Where are you from and where did you study before coming to School of ICT?

– I am originally from a small suburb in Mumbai (Bombay), India. I hold a Bachelors degree in Electronics Engineering from the University of Mumbai. Then I followed it up with a Masters in Electrical Enginering (specialization in Photonics) at KTH and a short research stint at the Optoelectronics Research centre (ORC) based in the University of Southampton (UK) before coming back to KTH for pursuing the PhD.

Original Link:

https://www.aphys.kth.se/groups/2.44107/intervjuer-materialfysik/phd-srinivasan-shankararaman-iyer-1.349423

What is your topic and why did you choose it?

– My thesis is titled ‘Effects of surface plasmons on subwavelength metallic structures’. It falls under the broad area of metal optics which provides an amazing opportunity to integrate electronics and optics at the nanoscale. I got acquainted and subsequently interested by metal optics and plasmonics during my time at the ORC.

Describe your topic in short

– My work deals with the study of novel optical properties (scattering, absorption, birefringence) exhibited by artificial materials called ‘metamaterials’ , understanding the physics of light interaction with them and exploring some of their practical applications in detail. The fundamental components  of metamaterials are metallic structures that are much smaller in size than the wavelength of incident light.

Tell us something about your results

– An efficient robust refractive index sensor for lab-on-chip applications using perforated metallic films is presented. I have also designed a metamaterial that can provide a negative refractive index with least losses in the telecommunication range of wavelengths that can be prospectively used to construct high-resolution lenses. Near-field coupled nanoparticle-based systems that can slow light by a factor of a few tens are studied and analyzed. A concerted effort is made to understand and simplify the physics of light-metallic structure interaction of all the above structures.

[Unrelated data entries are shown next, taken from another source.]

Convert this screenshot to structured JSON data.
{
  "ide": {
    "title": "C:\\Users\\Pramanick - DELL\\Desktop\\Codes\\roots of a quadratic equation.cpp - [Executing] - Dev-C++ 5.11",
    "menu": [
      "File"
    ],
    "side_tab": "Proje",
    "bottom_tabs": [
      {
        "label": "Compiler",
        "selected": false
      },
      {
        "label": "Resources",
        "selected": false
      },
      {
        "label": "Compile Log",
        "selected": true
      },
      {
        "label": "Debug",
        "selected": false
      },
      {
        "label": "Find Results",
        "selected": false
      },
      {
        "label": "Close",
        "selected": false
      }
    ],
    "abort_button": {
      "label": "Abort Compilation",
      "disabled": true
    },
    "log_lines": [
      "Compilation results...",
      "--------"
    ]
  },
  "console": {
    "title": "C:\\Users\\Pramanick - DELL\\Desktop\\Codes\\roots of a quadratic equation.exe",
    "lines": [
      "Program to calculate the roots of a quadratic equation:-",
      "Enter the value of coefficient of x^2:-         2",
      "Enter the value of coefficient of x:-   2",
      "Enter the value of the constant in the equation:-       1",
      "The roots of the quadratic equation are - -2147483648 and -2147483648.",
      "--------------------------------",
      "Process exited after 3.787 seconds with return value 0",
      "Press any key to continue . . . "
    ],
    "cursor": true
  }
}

What will the future briPhng for your research topic?

– Efficient sensing of chemical and biological matter using a simple excitation set-up, constructing high-resolution super lenses, slowing light by a substantial factor and moving towards realization of a dynamic optical buffer that can revolutionize communication.

How does your future plans look like?

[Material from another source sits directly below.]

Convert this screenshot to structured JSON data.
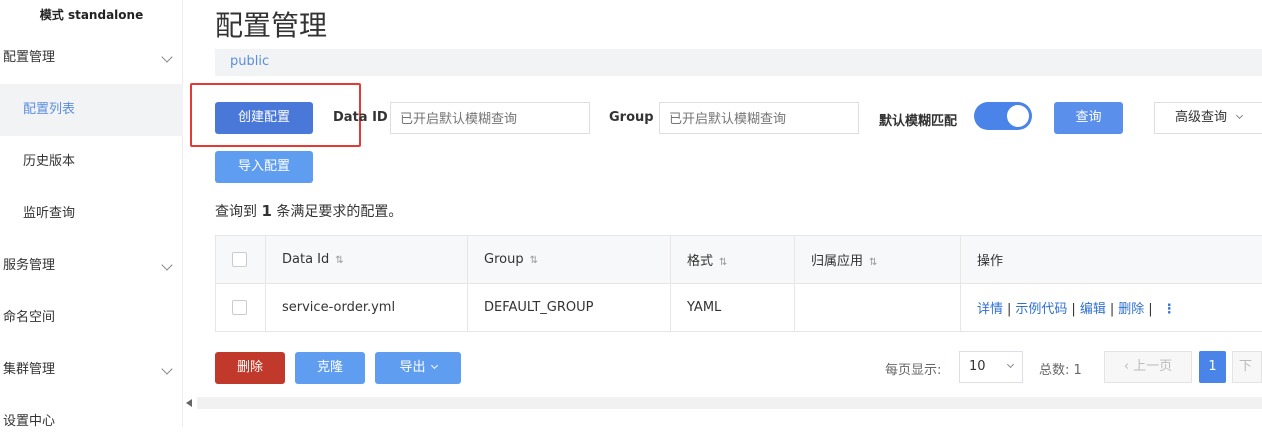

– I would like to work as research engineer either in the industry or academia located in Denmark or South of Sweden for now.